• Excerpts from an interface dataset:
* * *
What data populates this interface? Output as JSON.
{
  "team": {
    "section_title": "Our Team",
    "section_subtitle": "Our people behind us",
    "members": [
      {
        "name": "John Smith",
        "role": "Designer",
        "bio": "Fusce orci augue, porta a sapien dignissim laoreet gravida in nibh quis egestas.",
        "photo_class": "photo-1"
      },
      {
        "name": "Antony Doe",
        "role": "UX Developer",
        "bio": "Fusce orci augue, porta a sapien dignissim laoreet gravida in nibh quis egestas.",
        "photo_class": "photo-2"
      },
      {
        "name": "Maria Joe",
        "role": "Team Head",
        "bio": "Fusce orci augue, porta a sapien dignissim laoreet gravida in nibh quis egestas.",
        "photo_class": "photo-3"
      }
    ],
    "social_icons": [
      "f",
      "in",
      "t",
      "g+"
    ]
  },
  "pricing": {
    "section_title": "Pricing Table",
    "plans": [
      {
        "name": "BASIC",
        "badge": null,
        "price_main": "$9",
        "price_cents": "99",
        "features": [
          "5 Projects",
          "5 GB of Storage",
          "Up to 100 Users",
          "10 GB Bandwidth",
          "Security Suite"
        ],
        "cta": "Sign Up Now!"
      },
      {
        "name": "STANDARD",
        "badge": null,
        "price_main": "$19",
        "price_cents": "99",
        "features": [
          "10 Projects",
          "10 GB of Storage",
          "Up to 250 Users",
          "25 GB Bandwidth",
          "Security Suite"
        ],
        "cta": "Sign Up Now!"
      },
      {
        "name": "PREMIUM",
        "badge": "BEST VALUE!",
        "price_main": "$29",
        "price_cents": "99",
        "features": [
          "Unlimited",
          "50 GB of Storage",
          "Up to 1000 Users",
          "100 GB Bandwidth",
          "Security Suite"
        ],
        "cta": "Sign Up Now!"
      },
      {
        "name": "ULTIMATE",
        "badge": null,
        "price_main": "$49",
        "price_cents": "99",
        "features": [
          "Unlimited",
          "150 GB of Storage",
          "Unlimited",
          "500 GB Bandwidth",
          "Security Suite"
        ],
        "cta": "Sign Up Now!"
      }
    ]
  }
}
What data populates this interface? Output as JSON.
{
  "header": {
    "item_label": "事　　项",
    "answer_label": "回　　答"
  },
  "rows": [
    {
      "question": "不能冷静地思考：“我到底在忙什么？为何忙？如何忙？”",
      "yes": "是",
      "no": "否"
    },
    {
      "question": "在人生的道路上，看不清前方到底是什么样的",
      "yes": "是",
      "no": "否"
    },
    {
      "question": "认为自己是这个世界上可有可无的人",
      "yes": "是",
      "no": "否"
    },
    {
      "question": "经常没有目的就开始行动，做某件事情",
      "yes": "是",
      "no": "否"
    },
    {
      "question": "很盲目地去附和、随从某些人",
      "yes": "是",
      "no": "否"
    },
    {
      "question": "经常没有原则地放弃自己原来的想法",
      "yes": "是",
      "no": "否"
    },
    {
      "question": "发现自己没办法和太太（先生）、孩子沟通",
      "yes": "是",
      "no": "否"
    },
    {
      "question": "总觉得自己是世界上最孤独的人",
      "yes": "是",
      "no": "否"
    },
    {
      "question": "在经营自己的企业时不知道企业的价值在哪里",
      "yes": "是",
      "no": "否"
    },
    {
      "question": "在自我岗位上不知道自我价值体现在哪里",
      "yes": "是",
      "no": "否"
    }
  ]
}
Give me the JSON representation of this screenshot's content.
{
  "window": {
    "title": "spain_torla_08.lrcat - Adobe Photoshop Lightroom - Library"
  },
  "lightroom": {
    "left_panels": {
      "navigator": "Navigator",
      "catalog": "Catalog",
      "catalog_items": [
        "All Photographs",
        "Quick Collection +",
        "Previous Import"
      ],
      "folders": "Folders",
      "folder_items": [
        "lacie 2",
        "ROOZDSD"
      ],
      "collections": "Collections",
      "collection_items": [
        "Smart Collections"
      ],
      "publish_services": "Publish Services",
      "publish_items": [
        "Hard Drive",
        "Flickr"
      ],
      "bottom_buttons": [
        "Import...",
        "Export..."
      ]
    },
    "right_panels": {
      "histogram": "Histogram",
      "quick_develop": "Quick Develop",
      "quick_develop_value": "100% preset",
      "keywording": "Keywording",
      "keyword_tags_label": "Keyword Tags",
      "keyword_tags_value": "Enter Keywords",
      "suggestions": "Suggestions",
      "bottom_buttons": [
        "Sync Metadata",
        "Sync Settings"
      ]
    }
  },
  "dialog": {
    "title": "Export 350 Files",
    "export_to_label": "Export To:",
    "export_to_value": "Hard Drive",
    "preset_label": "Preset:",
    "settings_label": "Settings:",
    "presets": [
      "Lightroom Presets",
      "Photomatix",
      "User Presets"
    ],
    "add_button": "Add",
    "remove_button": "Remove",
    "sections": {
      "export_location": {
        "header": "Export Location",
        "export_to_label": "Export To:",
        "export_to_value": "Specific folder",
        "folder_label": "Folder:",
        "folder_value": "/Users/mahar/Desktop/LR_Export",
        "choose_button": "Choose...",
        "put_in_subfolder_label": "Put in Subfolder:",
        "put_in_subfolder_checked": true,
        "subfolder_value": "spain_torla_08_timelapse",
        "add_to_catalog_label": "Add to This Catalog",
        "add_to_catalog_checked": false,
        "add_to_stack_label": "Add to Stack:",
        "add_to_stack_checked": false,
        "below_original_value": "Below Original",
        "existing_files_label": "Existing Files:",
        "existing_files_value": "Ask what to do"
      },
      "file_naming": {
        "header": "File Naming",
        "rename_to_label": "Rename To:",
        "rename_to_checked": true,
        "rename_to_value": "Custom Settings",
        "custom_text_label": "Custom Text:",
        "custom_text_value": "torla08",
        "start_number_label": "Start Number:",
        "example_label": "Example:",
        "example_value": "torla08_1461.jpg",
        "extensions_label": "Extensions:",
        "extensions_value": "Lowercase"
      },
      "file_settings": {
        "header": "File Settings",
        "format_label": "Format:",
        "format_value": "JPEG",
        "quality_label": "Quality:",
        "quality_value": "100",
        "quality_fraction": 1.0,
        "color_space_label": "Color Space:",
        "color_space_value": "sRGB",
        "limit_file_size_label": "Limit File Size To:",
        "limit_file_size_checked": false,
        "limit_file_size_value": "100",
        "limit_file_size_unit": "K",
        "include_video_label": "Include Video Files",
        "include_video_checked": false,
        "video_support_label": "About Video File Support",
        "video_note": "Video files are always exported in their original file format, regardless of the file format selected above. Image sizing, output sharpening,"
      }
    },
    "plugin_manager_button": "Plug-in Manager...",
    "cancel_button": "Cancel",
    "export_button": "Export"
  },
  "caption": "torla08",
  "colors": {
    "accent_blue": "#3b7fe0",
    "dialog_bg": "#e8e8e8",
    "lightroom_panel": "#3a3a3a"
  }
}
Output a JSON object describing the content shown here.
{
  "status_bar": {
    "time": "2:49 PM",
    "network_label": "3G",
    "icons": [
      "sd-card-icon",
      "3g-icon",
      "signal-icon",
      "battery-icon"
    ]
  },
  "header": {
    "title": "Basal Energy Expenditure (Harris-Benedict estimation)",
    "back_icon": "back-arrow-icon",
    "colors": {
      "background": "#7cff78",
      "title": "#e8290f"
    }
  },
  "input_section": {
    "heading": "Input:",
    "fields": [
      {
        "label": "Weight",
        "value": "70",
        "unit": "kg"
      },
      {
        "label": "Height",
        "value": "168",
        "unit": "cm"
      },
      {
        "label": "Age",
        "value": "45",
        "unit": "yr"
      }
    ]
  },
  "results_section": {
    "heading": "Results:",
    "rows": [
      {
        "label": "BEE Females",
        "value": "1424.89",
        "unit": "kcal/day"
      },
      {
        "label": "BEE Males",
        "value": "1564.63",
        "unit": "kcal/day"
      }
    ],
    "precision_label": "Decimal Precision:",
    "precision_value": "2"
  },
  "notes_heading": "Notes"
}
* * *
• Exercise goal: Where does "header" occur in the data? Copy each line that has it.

• Task output:
  "header": {
        "header": "Export Location",
        "header": "File Naming",
        "header": "File Settings",
  "header": {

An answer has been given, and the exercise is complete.